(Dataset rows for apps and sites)
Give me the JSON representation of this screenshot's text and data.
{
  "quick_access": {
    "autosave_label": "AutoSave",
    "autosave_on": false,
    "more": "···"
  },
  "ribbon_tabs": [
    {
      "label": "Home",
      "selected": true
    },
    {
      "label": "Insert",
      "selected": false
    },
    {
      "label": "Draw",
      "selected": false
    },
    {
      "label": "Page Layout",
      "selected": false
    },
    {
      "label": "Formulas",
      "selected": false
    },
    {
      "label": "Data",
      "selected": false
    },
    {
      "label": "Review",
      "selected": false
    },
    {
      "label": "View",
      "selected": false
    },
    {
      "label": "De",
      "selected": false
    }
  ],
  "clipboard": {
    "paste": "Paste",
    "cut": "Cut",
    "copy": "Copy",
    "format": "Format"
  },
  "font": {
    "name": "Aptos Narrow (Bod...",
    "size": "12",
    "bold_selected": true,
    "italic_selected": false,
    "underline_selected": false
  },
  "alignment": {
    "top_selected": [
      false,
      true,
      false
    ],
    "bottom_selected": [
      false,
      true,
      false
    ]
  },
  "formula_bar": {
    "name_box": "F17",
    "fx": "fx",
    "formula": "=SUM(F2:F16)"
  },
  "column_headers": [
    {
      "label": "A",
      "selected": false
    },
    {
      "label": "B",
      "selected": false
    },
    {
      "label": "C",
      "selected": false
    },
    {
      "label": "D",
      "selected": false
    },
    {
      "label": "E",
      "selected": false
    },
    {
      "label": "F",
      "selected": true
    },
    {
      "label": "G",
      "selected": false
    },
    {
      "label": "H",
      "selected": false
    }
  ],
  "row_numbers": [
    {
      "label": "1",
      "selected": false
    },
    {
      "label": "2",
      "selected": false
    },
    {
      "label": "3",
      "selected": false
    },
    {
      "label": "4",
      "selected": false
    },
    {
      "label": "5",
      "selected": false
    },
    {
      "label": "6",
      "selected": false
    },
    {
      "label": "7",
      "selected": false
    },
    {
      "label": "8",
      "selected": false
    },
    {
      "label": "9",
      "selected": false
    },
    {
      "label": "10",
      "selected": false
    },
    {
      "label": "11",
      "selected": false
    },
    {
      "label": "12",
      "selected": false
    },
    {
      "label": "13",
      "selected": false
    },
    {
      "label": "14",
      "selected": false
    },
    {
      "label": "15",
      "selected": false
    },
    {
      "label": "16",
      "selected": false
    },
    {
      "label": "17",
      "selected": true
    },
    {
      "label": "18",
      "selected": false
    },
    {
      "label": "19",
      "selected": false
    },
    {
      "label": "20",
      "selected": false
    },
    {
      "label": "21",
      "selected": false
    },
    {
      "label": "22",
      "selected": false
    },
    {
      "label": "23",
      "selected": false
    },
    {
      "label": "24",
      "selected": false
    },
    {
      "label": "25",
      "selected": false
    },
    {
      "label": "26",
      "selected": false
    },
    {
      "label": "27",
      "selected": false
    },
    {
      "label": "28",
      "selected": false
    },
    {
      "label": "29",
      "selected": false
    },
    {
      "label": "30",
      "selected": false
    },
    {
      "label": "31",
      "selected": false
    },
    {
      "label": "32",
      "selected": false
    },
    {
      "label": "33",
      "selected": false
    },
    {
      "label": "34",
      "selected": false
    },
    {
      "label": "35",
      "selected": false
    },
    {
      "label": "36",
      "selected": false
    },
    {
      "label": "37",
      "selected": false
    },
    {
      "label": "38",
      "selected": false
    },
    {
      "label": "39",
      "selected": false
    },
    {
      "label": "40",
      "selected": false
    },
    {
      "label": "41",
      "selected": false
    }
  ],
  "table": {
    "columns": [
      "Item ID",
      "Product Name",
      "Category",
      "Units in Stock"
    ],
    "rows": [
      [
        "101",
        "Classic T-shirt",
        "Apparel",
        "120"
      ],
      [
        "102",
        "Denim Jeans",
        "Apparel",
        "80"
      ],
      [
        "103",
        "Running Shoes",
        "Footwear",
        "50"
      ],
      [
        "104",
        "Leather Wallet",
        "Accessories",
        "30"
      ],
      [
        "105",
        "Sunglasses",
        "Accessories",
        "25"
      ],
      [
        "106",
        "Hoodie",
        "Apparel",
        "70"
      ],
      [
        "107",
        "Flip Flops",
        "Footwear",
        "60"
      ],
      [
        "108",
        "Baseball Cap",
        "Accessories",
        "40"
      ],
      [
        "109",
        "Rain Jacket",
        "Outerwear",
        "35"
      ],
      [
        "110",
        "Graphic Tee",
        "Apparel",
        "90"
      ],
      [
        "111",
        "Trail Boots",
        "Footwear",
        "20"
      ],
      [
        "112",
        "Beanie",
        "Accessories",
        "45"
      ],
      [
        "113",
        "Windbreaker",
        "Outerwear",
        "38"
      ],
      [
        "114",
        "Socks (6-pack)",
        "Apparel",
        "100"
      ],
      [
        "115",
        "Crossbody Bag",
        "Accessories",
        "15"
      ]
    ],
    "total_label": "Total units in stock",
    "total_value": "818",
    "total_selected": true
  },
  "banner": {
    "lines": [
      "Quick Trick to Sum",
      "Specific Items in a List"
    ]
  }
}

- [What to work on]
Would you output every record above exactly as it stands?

- [Expected output]
Give me the JSON representation of this screenshot's text and data.
{
  "quick_access": {
    "autosave_label": "AutoSave",
    "autosave_on": false,
    "more": "···"
  },
  "ribbon_tabs": [
    {
      "label": "Home",
      "selected": true
    },
    {
      "label": "Insert",
      "selected": false
    },
    {
      "label": "Draw",
      "selected": false
    },
    {
      "label": "Page Layout",
      "selected": false
    },
    {
      "label": "Formulas",
      "selected": false
    },
    {
      "label": "Data",
      "selected": false
    },
    {
      "label": "Review",
      "selected": false
    },
    {
      "label": "View",
      "selected": false
    },
    {
      "label": "De",
      "selected": false
    }
  ],
  "clipboard": {
    "paste": "Paste",
    "cut": "Cut",
    "copy": "Copy",
    "format": "Format"
  },
  "font": {
    "name": "Aptos Narrow (Bod...",
    "size": "12",
    "bold_selected": true,
    "italic_selected": false,
    "underline_selected": false
  },
  "alignment": {
    "top_selected": [
      false,
      true,
      false
    ],
    "bottom_selected": [
      false,
      true,
      false
    ]
  },
  "formula_bar": {
    "name_box": "F17",
    "fx": "fx",
    "formula": "=SUM(F2:F16)"
  },
  "column_headers": [
    {
      "label": "A",
      "selected": false
    },
    {
      "label": "B",
      "selected": false
    },
    {
      "label": "C",
      "selected": false
    },
    {
      "label": "D",
      "selected": false
    },
    {
      "label": "E",
      "selected": false
    },
    {
      "label": "F",
      "selected": true
    },
    {
      "label": "G",
      "selected": false
    },
    {
      "label": "H",
      "selected": false
    }
  ],
  "row_numbers": [
    {
      "label": "1",
      "selected": false
    },
    {
      "label": "2",
      "selected": false
    },
    {
      "label": "3",
      "selected": false
    },
    {
      "label": "4",
      "selected": false
    },
    {
      "label": "5",
      "selected": false
    },
    {
      "label": "6",
      "selected": false
    },
    {
      "label": "7",
      "selected": false
    },
    {
      "label": "8",
      "selected": false
    },
    {
      "label": "9",
      "selected": false
    },
    {
      "label": "10",
      "selected": false
    },
    {
      "label": "11",
      "selected": false
    },
    {
      "label": "12",
      "selected": false
    },
    {
      "label": "13",
      "selected": false
    },
    {
      "label": "14",
      "selected": false
    },
    {
      "label": "15",
      "selected": false
    },
    {
      "label": "16",
      "selected": false
    },
    {
      "label": "17",
      "selected": true
    },
    {
      "label": "18",
      "selected": false
    },
    {
      "label": "19",
      "selected": false
    },
    {
      "label": "20",
      "selected": false
    },
    {
      "label": "21",
      "selected": false
    },
    {
      "label": "22",
      "selected": false
    },
    {
      "label": "23",
      "selected": false
    },
    {
      "label": "24",
      "selected": false
    },
    {
      "label": "25",
      "selected": false
    },
    {
      "label": "26",
      "selected": false
    },
    {
      "label": "27",
      "selected": false
    },
    {
      "label": "28",
      "selected": false
    },
    {
      "label": "29",
      "selected": false
    },
    {
      "label": "30",
      "selected": false
    },
    {
      "label": "31",
      "selected": false
    },
    {
      "label": "32",
      "selected": false
    },
    {
      "label": "33",
      "selected": false
    },
    {
      "label": "34",
      "selected": false
    },
    {
      "label": "35",
      "selected": false
    },
    {
      "label": "36",
      "selected": false
    },
    {
      "label": "37",
      "selected": false
    },
    {
      "label": "38",
      "selected": false
    },
    {
      "label": "39",
      "selected": false
    },
    {
      "label": "40",
      "selected": false
    },
    {
      "label": "41",
      "selected": false
    }
  ],
  "table": {
    "columns": [
      "Item ID",
      "Product Name",
      "Category",
      "Units in Stock"
    ],
    "rows": [
      [
        "101",
        "Classic T-shirt",
        "Apparel",
        "120"
      ],
      [
        "102",
        "Denim Jeans",
        "Apparel",
        "80"
      ],
      [
        "103",
        "Running Shoes",
        "Footwear",
        "50"
      ],
      [
        "104",
        "Leather Wallet",
        "Accessories",
        "30"
      ],
      [
        "105",
        "Sunglasses",
        "Accessories",
        "25"
      ],
      [
        "106",
        "Hoodie",
        "Apparel",
        "70"
      ],
      [
        "107",
        "Flip Flops",
        "Footwear",
        "60"
      ],
      [
        "108",
        "Baseball Cap",
        "Accessories",
        "40"
      ],
      [
        "109",
        "Rain Jacket",
        "Outerwear",
        "35"
      ],
      [
        "110",
        "Graphic Tee",
        "Apparel",
        "90"
      ],
      [
        "111",
        "Trail Boots",
        "Footwear",
        "20"
      ],
      [
        "112",
        "Beanie",
        "Accessories",
        "45"
      ],
      [
        "113",
        "Windbreaker",
        "Outerwear",
        "38"
      ],
      [
        "114",
        "Socks (6-pack)",
        "Apparel",
        "100"
      ],
      [
        "115",
        "Crossbody Bag",
        "Accessories",
        "15"
      ]
    ],
    "total_label": "Total units in stock",
    "total_value": "818",
    "total_selected": true
  },
  "banner": {
    "lines": [
      "Quick Trick to Sum",
      "Specific Items in a List"
    ]
  }
}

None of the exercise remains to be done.